The low noise floor, high iso capability of this camera is the main reason I bought the Z. The high iso jump is like going from a Canon 1Ds mark II to a 1DX. The high iso jump also means that you can use Pentax’s line of 4.5 and 5.6 lenses during the day without carrying a tripod. Gone are the days of using my 80-160/4.5 lens at iso1600 on the D.
The picture to your right was lit by an outdoor tungsten lamp nearing darkness at 1/40 sec with a 75mm lens at iso 25600. The muted color mode works really well with this subject. I put an iso3200 next to the picture to show that degradation is minimal.
When using the D, I was always aware of my iso setting and try to stay between 200-800. The default on Z’s ISO auto setting is now from 100-3200. Of course you can change that and go as high as you want but this leads me to think it is Pentax’s threshold for high-quality print images. However images are still good for websize stuff at 6400 and 12800. By 25600, images start to soften up a bit but they are still usable for web. I think this is where my threshold ends because after that it gets really noisy and colors fade very quickly at 50k, 100k, and 200k. I will gladly shoot the Z up to 25600 without hesitation and this is with Noise Reduction turned off.
Pentax Digital Utiliy Sofware 5 is a big improvement especially in the user interface. They made it more intuitive and easier to use. Everything is still there as far as functionality goes.
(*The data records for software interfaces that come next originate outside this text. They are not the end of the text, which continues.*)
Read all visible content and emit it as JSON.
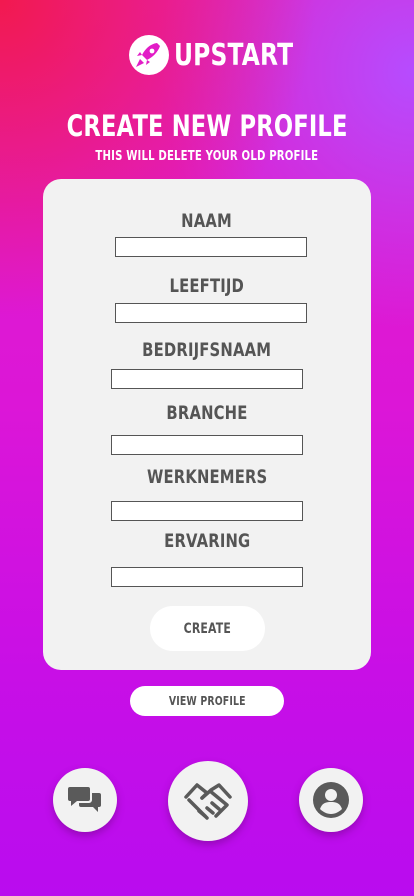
{
  "header": {
    "brand_name": "UPSTART",
    "logo_icon": "rocket-icon",
    "title": "CREATE NEW PROFILE",
    "subtitle": "THIS WILL DELETE YOUR OLD PROFILE"
  },
  "form": {
    "fields": [
      {
        "label": "NAAM",
        "value": ""
      },
      {
        "label": "LEEFTIJD",
        "value": ""
      },
      {
        "label": "BEDRIJFSNAAM",
        "value": ""
      },
      {
        "label": "BRANCHE",
        "value": ""
      },
      {
        "label": "WERKNEMERS",
        "value": ""
      },
      {
        "label": "ERVARING",
        "value": ""
      }
    ],
    "create_label": "CREATE"
  },
  "view_profile_label": "VIEW PROFILE",
  "nav": {
    "items": [
      {
        "icon": "chat-bubbles-icon"
      },
      {
        "icon": "handshake-icon"
      },
      {
        "icon": "account-icon"
      }
    ]
  },
  "colors": {
    "card": "#f2f2f2",
    "text_gray": "#555555",
    "white": "#ffffff",
    "gradient_top_left": "#f2194f",
    "gradient_main": "#dc16d7",
    "gradient_bottom": "#b90cef"
  }
}
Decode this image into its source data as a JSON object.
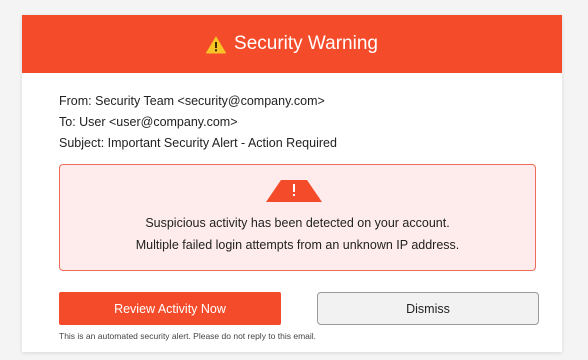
{
  "header": {
    "icon": "warning-triangle-icon",
    "title": "Security Warning",
    "accent_color": "#f44b2a"
  },
  "email_meta": {
    "from": "From: Security Team <security@company.com>",
    "to": "To: User <user@company.com>",
    "subject": "Subject: Important Security Alert - Action Required"
  },
  "alert": {
    "icon": "alert-exclamation-icon",
    "line1": "Suspicious activity has been detected on your account.",
    "line2": "Multiple failed login attempts from an unknown IP address.",
    "background_color": "#fdeceb",
    "border_color": "#ef6b5a"
  },
  "actions": {
    "primary_label": "Review Activity Now",
    "secondary_label": "Dismiss"
  },
  "footer": {
    "note": "This is an automated security alert. Please do not reply to this email."
  }
}
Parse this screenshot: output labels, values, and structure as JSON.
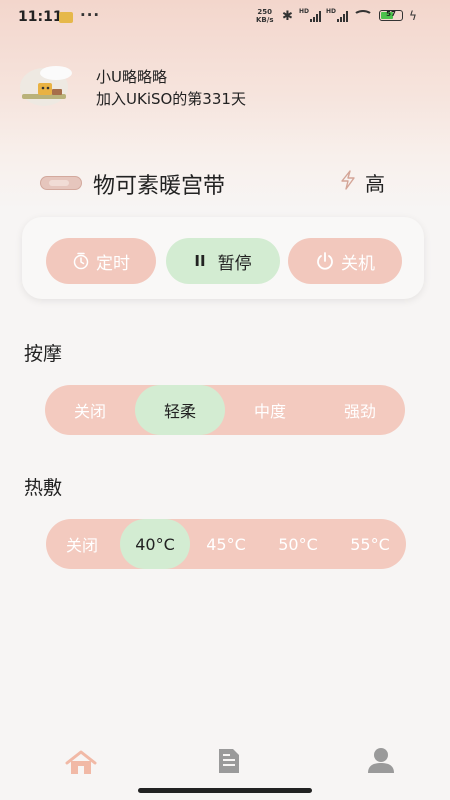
{
  "status_bar": {
    "time": "11:11",
    "more": "···",
    "net_speed_value": "250",
    "net_speed_unit": "KB/s",
    "hd1": "HD",
    "hd2": "HD",
    "battery": "57",
    "icons": [
      "notification-icon",
      "bluetooth-icon",
      "signal-icon",
      "wifi-icon",
      "battery-icon",
      "charging-icon"
    ]
  },
  "profile": {
    "username": "小U略略略",
    "days_text": "加入UKiSO的第331天"
  },
  "device": {
    "name": "物可素暖宫带",
    "level": "高"
  },
  "controls": {
    "timer_label": "定时",
    "pause_label": "暂停",
    "power_label": "关机",
    "pause_icon": "II"
  },
  "massage": {
    "title": "按摩",
    "options": [
      "关闭",
      "轻柔",
      "中度",
      "强劲"
    ],
    "selected": "轻柔"
  },
  "heat": {
    "title": "热敷",
    "options": [
      "关闭",
      "40°C",
      "45°C",
      "50°C",
      "55°C"
    ],
    "selected": "40°C"
  },
  "bottom_nav": {
    "items": [
      "home-icon",
      "document-icon",
      "profile-icon"
    ],
    "active": "home-icon"
  },
  "colors": {
    "accent_pink": "#f2c8bd",
    "accent_green": "#d3ecd2",
    "active_nav": "#f1b9a6",
    "inactive_nav": "#9a9a9a"
  }
}
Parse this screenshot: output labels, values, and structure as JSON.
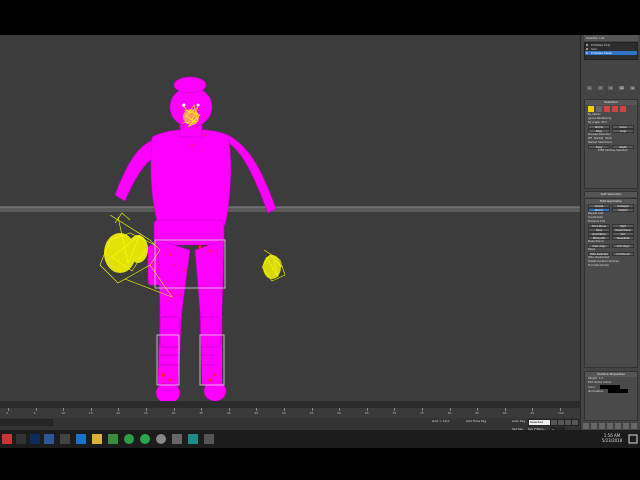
{
  "command_panel": {
    "modifier_list_label": "Modifier List",
    "stack": [
      {
        "label": "Editable Poly"
      },
      {
        "label": "Skin"
      },
      {
        "label": "Editable Mesh"
      }
    ],
    "selection": {
      "title": "Selection",
      "by_vertex": "By Vertex",
      "ignore_backfacing": "Ignore Backfacing",
      "by_angle": "By Angle:",
      "by_angle_value": "45.0",
      "shrink": "Shrink",
      "grow": "Grow",
      "ring": "Ring",
      "loop": "Loop",
      "preview": "Preview Selection",
      "off": "Off",
      "subobj": "SubObj",
      "multi": "Multi",
      "status": "3358 Vertices Selected"
    },
    "soft_selection": {
      "title": "Soft Selection"
    },
    "edit_geometry": {
      "title": "Edit Geometry",
      "repeat_last": "Repeat Last",
      "constraints": "Constraints",
      "preserve_uvs": "Preserve UVs",
      "create": "Create",
      "collapse": "Collapse",
      "attach": "Attach",
      "detach": "Detach",
      "slice_plane": "Slice Plane",
      "split": "Split",
      "slice": "Slice",
      "reset_plane": "Reset Plane",
      "quickslice": "QuickSlice",
      "cut": "Cut",
      "msmooth": "MSmooth",
      "tessellate": "Tessellate",
      "make_planar": "Make Planar",
      "view_align": "View Align",
      "grid_align": "Grid Align",
      "relax": "Relax",
      "hide_selected": "Hide Selected",
      "unhide_all": "Unhide All",
      "hide_unselected": "Hide Unselected",
      "named_selections": "Named Selections:",
      "copy": "Copy",
      "paste": "Paste",
      "delete_isolated": "Delete Isolated Vertices",
      "full_interactivity": "Full Interactivity"
    },
    "surface_properties": {
      "title": "Surface Properties",
      "weight_label": "Weight:",
      "weight_value": "1.0",
      "edit_vertex_colors": "Edit Vertex Colors",
      "color_label": "Color:",
      "illumination_label": "Illumination:"
    }
  },
  "timeline": {
    "ticks": [
      "0",
      "5",
      "10",
      "15",
      "20",
      "25",
      "30",
      "35",
      "40",
      "45",
      "50",
      "55",
      "60",
      "65",
      "70",
      "75",
      "80",
      "85",
      "90",
      "95",
      "100"
    ]
  },
  "statusbar": {
    "grid_label": "Grid = 10.0",
    "auto_key": "Auto Key",
    "selected": "Selected",
    "set_key": "Set Key",
    "key_filters": "Key Filters...",
    "add_time_tag": "Add Time Tag",
    "frame": "0"
  },
  "taskbar": {
    "time": "1:56 AM",
    "date": "5/23/2018"
  },
  "colors": {
    "mesh": "#ff00ff",
    "bones": "#ffff00",
    "selection_dots": "#ff2020"
  }
}
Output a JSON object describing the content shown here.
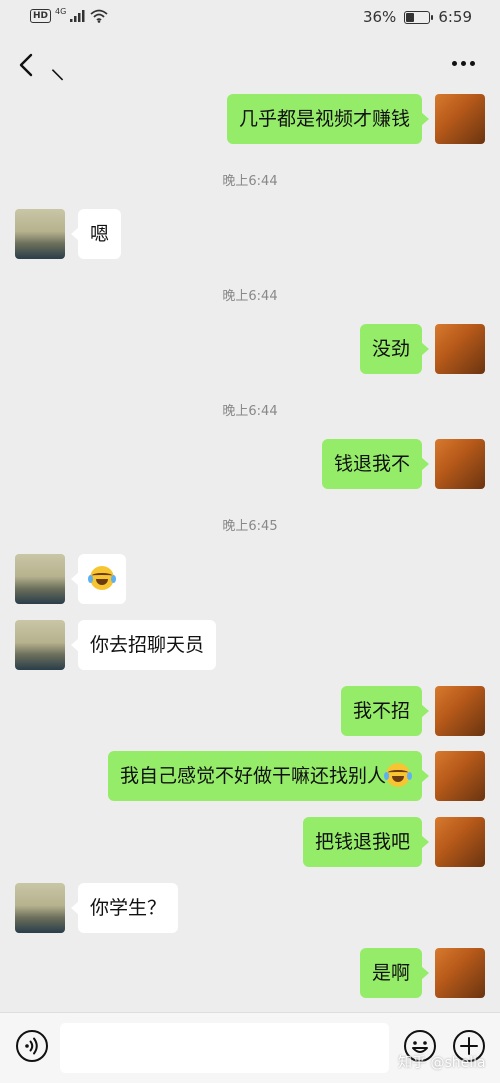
{
  "status_bar": {
    "hd": "HD",
    "network": "4G",
    "battery": "36%",
    "battery_level": 0.36,
    "time": "6:59"
  },
  "header": {
    "title": "⸜",
    "back_icon": "chevron-left-icon",
    "more_icon": "more-dots-icon"
  },
  "messages": [
    {
      "from": "me",
      "text": "几乎都是视频才赚钱"
    },
    {
      "type": "time",
      "text": "晚上6:44"
    },
    {
      "from": "them",
      "text": "嗯"
    },
    {
      "type": "time",
      "text": "晚上6:44"
    },
    {
      "from": "me",
      "text": "没劲"
    },
    {
      "type": "time",
      "text": "晚上6:44"
    },
    {
      "from": "me",
      "text": "钱退我不"
    },
    {
      "type": "time",
      "text": "晚上6:45"
    },
    {
      "from": "them",
      "text": "",
      "emoji": "tears-of-joy-emoji"
    },
    {
      "from": "them",
      "text": "你去招聊天员"
    },
    {
      "from": "me",
      "text": "我不招"
    },
    {
      "from": "me",
      "text": "我自己感觉不好做干嘛还找别人",
      "emoji": "tears-of-joy-emoji"
    },
    {
      "from": "me",
      "text": "把钱退我吧"
    },
    {
      "from": "them",
      "text": "你学生？"
    },
    {
      "from": "me",
      "text": "是啊"
    }
  ],
  "input_bar": {
    "voice_icon": "voice-icon",
    "placeholder": "",
    "emoji_icon": "emoji-icon",
    "plus_icon": "plus-icon"
  },
  "watermark": "知乎 @shella",
  "colors": {
    "background": "#ededed",
    "my_bubble": "#95ec69",
    "their_bubble": "#ffffff"
  }
}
I did not see anything new except support for the new color mode – “Cross Processing”. The browser is much faster and the laboratory makes much more sense. Write times to jpg from raw seem about the same speed as version 4 — acceptable but a little slow. I use only PEF raw’s for processing so every picture you see is done through Pentax’s software.
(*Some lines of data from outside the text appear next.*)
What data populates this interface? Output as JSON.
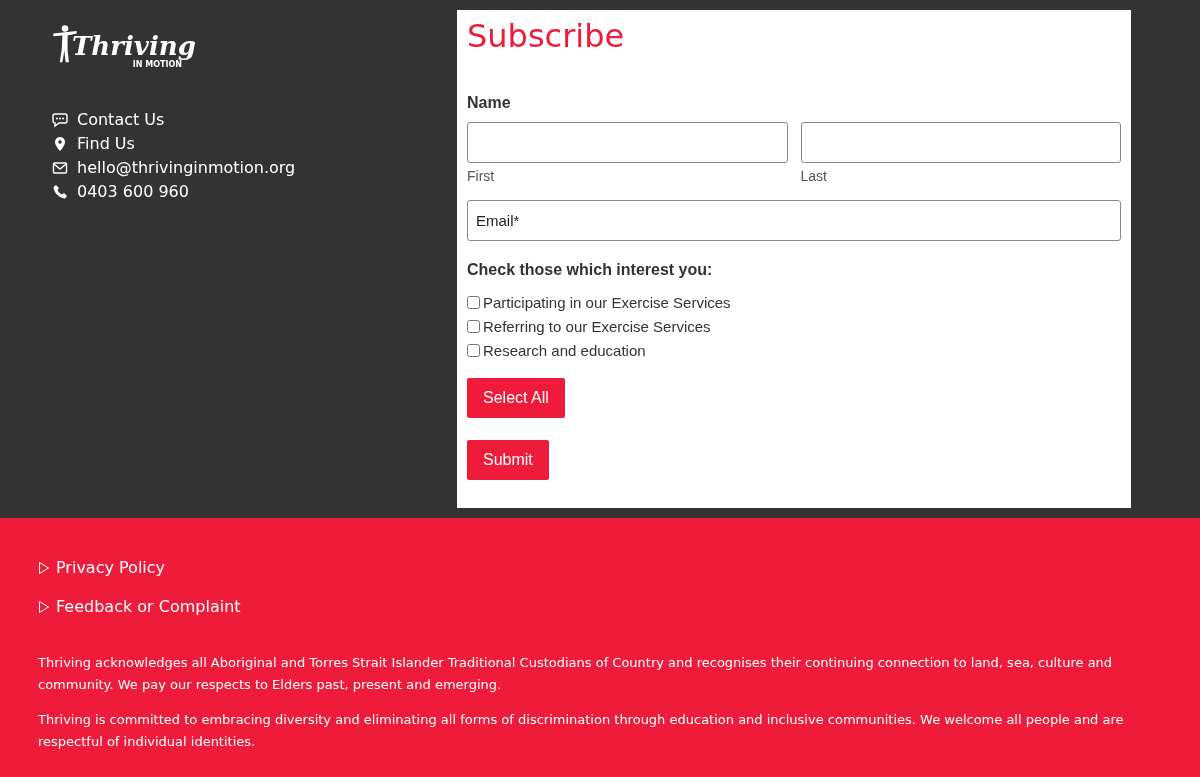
{
  "logo": {
    "name": "Thriving",
    "tagline": "IN MOTION"
  },
  "contact_links": [
    {
      "kind": "chat",
      "label": "Contact Us"
    },
    {
      "kind": "pin",
      "label": "Find Us"
    },
    {
      "kind": "mail",
      "label": "hello@thrivinginmotion.org"
    },
    {
      "kind": "phone",
      "label": "0403 600 960"
    }
  ],
  "subscribe_form": {
    "title": "Subscribe",
    "name_label": "Name",
    "first_caption": "First",
    "last_caption": "Last",
    "email": {
      "placeholder": "Email*"
    },
    "interests_label": "Check those which interest you:",
    "interests": [
      {
        "label": "Participating in our Exercise Services",
        "checked": false
      },
      {
        "label": "Referring to our Exercise Services",
        "checked": false
      },
      {
        "label": "Research and education",
        "checked": false
      }
    ],
    "select_all_button": "Select All",
    "submit_button": "Submit"
  },
  "footer": {
    "links": [
      "Privacy Policy",
      "Feedback or Complaint"
    ],
    "paragraphs": [
      "Thriving acknowledges all Aboriginal and Torres Strait Islander Traditional Custodians of Country and recognises their continuing connection to land, sea, culture and community. We pay our respects to Elders past, present and emerging.",
      "Thriving is committed to embracing diversity and eliminating all forms of discrimination through education and inclusive communities. We welcome all people and are respectful of individual identities."
    ]
  }
}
In my next post I will go over in detail the difference between the D and Z at iso 200.
In the meantime I was happy to get a nice “medium format” shot of this young college girl. The light was perfect and the 75mm wide-open is my favorite setting for this lens.
Historical Cienfuegos is a dream place for photographers. It is about eight hours away from Havana. I carried my Pentax 645D with me knowing I had a very expensive camera, but I didn’t care. I knew that I would not have fun if I carried my dslr and/or point-and-shoot. I wanted to take pictures that look different and my 645D if used correctly will give you a different look. By the way, every person you take a photo off will ask you for money. It’s just the way it is in Cuba. domain archive . They live off tourism and I don’t blame them. I walked all over including some shady streets in the downtown area where everyone from their window would be peering at me. I just snapped away and if they didn’t want their photo taken then fine — go to the next subject.
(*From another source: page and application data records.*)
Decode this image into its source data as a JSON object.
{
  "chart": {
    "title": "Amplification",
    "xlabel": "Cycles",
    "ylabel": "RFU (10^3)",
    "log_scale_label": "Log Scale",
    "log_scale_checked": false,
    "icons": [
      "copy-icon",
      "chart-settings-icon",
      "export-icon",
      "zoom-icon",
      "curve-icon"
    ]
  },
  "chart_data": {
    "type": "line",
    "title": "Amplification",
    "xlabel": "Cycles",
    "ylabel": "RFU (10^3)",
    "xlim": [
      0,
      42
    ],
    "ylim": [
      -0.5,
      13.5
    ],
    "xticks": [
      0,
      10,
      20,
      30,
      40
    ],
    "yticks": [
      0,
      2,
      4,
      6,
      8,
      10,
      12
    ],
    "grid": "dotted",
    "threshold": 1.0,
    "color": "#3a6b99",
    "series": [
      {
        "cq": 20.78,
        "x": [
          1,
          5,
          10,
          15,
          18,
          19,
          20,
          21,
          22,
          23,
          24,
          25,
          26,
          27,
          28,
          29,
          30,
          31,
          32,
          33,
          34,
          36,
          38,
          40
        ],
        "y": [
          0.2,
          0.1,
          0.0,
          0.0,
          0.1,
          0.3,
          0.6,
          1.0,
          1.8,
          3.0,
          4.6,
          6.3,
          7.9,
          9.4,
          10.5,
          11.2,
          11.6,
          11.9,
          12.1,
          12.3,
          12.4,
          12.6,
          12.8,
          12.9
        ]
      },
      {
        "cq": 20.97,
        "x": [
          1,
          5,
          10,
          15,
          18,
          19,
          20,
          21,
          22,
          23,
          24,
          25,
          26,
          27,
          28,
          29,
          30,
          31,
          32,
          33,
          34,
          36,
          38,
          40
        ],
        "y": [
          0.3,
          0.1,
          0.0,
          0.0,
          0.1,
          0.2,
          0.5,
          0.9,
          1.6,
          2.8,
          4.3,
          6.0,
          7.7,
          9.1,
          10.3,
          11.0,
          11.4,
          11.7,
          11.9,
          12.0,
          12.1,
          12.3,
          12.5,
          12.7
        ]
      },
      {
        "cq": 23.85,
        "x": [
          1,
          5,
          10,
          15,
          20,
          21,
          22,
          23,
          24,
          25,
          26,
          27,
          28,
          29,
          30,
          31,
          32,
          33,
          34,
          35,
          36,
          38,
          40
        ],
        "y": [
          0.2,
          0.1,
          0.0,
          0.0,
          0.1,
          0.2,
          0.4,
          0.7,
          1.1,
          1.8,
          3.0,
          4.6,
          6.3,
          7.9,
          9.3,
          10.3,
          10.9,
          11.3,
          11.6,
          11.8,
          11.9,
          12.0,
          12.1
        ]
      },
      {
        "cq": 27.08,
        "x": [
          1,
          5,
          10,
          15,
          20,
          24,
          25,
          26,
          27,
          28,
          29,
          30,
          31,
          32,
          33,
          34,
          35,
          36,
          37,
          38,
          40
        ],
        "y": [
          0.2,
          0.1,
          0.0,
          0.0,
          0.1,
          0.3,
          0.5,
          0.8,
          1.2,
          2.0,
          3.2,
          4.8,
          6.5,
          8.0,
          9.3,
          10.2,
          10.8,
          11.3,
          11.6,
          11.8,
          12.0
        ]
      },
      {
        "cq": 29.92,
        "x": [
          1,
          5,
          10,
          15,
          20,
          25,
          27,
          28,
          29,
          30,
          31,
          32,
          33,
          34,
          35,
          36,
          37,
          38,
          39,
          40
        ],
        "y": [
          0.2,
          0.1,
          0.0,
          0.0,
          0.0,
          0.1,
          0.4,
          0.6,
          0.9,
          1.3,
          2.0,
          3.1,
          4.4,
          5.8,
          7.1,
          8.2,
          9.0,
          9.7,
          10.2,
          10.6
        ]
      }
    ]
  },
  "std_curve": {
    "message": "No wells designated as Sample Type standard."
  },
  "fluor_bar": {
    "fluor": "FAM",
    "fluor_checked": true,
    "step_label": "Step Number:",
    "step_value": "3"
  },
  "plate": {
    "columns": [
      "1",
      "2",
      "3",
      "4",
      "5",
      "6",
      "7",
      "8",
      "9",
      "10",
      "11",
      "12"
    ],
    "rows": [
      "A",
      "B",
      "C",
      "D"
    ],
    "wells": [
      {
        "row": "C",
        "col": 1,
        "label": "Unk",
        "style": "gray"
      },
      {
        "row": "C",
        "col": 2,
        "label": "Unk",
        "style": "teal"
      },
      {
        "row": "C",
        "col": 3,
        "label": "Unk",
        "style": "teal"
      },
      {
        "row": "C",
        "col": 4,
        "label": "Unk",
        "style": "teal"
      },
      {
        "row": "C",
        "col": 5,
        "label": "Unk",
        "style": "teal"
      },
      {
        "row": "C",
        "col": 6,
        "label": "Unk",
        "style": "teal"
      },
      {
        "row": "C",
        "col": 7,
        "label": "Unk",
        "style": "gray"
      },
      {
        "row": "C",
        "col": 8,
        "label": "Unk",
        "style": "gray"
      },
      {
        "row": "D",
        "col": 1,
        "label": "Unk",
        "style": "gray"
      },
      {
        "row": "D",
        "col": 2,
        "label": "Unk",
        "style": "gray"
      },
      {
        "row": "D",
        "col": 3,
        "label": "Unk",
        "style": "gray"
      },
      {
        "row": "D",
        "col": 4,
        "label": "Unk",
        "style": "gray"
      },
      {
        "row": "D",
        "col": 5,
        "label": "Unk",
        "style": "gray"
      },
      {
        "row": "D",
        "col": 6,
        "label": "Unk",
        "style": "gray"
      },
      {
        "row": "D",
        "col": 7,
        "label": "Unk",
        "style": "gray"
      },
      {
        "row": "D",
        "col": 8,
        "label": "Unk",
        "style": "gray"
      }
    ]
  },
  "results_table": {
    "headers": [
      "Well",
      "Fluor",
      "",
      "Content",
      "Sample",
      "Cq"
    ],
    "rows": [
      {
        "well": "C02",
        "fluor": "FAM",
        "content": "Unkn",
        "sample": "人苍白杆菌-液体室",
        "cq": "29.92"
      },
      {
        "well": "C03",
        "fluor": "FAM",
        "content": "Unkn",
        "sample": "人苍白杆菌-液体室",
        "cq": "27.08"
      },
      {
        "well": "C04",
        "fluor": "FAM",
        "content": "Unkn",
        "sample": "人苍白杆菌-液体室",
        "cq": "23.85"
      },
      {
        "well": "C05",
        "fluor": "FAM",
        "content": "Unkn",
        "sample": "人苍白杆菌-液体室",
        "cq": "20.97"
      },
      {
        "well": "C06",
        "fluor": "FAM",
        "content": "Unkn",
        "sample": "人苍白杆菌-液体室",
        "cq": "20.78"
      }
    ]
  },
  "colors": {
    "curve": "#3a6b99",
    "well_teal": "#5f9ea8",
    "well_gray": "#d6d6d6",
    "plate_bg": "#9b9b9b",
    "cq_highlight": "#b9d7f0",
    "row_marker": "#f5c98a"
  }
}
Most of the photos below were shot with my FA35. It’s Pentax sharpest wide-angle lens (even sharper than the 25mm) and also sharper than the 33-55mm. It is also one of my favorite lens. There’s one photo that was shot with the new 90/2.8 (man with red shirt).
North of the mainland Palawn is a paradise considered by many as a dream destination. El Nido — an area of 45 islands and islets that harbor the country’s best beaches, hidden lagoons, picturesque cliffs and rich marine life.
All images shot with my trusty 645D and FA 33-55/4 and FA 75/2.8 lens.